Horrified by the destruction, Rommel returns to headquarters. He orders 21st Panzer Division and Ariete to head north and seal off the northward drives. Rommel’s chief of staff, Gen. Siegfried Westphal, points out that this move will consume much fuel. However, the Italian tanker Proserpina is due in Tobruk the following day with 2,500 tons of petrol, followed by the Tergesta, with another 1,000 tons of fuel and 1,000 tons of ammunition.
These ships’ loads will give Rommel an extra six days supply of fuel. Rommel notes that British armor is still poor at fighting mobile battles, but British infantry, artillery, and airpower, are doing a superb job.
That evening, Rommel radios Hitler to request more supplies, saying his army’s survival is in the balance. “We shall lose this battle unless the supply situation improves at once,” he says. But Rommel writes his wife Lucie to say that he is not despairing.
After sunset, 21st Panzer Division moves north, harassed by British night bombers. They cause very few casualties, but slow the panzers’ advance.
The British 7th Motor Brigade moves to its startline near Kidney Ridge, and stars moving 11:30 p.m.
2nd New Zealand Division and 1st South African complete the occupation of the final objective on the forward slope of Miteiriya Ridge. The South Africans take over the Kiwi front, and 2nd NZ Division withdraws to Alamel Onsol, a few kilometers in the British rear, to recuperate for the next phase of the battle. Under its charter from Wellington, 2nd NZ Division cannot be wasted in static defense. It is designated as an assault force.

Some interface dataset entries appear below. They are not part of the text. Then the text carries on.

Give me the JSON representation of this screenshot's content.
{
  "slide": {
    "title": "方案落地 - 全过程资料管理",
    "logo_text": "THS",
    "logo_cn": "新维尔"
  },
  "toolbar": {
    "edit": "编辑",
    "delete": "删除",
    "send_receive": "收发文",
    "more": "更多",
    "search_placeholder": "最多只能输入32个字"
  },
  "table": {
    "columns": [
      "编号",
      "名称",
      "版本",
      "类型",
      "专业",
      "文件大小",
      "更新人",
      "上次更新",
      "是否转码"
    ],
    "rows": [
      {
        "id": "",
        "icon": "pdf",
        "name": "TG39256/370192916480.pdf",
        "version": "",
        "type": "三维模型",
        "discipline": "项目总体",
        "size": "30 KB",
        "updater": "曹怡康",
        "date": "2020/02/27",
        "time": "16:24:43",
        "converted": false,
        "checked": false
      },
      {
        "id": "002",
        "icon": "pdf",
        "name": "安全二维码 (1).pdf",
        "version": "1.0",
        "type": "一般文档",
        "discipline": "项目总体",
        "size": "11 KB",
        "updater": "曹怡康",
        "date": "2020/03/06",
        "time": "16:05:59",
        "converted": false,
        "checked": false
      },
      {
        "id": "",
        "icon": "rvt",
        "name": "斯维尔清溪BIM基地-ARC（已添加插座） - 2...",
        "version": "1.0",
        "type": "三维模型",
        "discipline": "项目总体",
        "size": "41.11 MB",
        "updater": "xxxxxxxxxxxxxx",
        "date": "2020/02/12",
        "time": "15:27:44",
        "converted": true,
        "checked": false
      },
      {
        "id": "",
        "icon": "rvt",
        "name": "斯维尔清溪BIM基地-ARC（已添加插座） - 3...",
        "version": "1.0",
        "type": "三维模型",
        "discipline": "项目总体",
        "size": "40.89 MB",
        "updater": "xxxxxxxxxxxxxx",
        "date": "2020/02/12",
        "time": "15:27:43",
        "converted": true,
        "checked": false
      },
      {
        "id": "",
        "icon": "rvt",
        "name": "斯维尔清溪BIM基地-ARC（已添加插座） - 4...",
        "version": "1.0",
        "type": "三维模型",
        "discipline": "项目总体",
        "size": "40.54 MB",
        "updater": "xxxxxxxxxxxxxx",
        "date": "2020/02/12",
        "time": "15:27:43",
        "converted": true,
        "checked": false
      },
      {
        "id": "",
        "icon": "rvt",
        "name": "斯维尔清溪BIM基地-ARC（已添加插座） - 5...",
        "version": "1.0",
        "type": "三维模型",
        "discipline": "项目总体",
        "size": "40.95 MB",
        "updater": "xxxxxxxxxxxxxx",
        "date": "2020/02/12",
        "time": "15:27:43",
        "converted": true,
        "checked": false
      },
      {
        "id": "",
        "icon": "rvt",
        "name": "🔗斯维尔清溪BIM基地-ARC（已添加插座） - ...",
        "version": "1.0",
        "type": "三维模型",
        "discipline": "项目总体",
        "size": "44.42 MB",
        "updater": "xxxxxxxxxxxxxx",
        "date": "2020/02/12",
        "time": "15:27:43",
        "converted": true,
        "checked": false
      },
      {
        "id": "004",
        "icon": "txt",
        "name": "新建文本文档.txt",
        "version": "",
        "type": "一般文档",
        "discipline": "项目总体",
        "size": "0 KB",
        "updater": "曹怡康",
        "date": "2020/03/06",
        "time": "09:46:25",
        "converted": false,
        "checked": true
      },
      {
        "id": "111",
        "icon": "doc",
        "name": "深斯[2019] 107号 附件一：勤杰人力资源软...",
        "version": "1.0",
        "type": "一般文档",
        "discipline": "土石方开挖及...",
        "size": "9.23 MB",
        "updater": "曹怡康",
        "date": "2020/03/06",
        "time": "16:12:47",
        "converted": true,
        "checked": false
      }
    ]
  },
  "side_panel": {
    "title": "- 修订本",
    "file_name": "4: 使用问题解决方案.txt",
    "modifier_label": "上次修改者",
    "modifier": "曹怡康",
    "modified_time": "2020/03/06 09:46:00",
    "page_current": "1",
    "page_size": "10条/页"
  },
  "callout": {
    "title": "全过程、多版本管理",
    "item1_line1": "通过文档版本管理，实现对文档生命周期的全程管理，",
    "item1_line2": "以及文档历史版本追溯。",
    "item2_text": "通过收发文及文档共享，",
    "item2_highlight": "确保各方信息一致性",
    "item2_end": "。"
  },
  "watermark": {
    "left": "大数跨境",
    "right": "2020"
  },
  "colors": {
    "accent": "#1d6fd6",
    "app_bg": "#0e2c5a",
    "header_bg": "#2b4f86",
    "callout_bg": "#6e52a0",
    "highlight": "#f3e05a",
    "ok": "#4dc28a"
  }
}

On the British side of the line, de Guingand reports the casualty bill to Monty. 30th Corps has lost 4,643 men, 10th Corps 455, and 13th Corps 1,037. The price is not exorbitant, and most of the losses are the hard-working infantry. The Australians have lost about 1,000 men, the New Zealanders the same, and the Scots 2,000. Some New Zealand companies are down to 50 or 60 men. Enemy casualties are estimated at 61,000 men, 530 tanks, and 340 field guns. Montgomery says those numbers are extremely inflated.
The situation is critical. German forces are short of fuel, British tank losses are heavy (though mostly theser knocked out British tanks can be recovered , repaired and get back to battle), and men on both sides are exhausted. But Montgomery still has vast supplies of ammunition and 800 tanks. Artillery duels continue into the night.
Eisenhower drives to London with Mark Clark to brief Churchill on Clark’s journey. Churchill, a veteran of similar harum-scarum escapades in the Boer War, enjoys the story.
In the Clyde, the fast convoy of ships headed for North Africa sets sail. The slow convoy has already departed on the 22nd. 39 vessels with 12 escorts make up the fast force, while the slow group has 46 cargo vessels and 18 escorts. Among the ships in the slow convoy are three Lake Maracaibo (Venezuela) oil tankers modified to land vehicles through their bows. These are the first landing ship tanks, but they can only land M3 Stuart light tanks. Shermans and Grants are just too big to clear the openings.
As the Allied convoys move, German and Italian intelligence goes to work to figure out the Anglo-American moves. The Germans guess that the Allies are headed to relieve Malta or invade Dakar. The Italians, more realistic, suspect a threat to French North Africa, and alert their troops around Tripoli to be ready to move into Tunisia.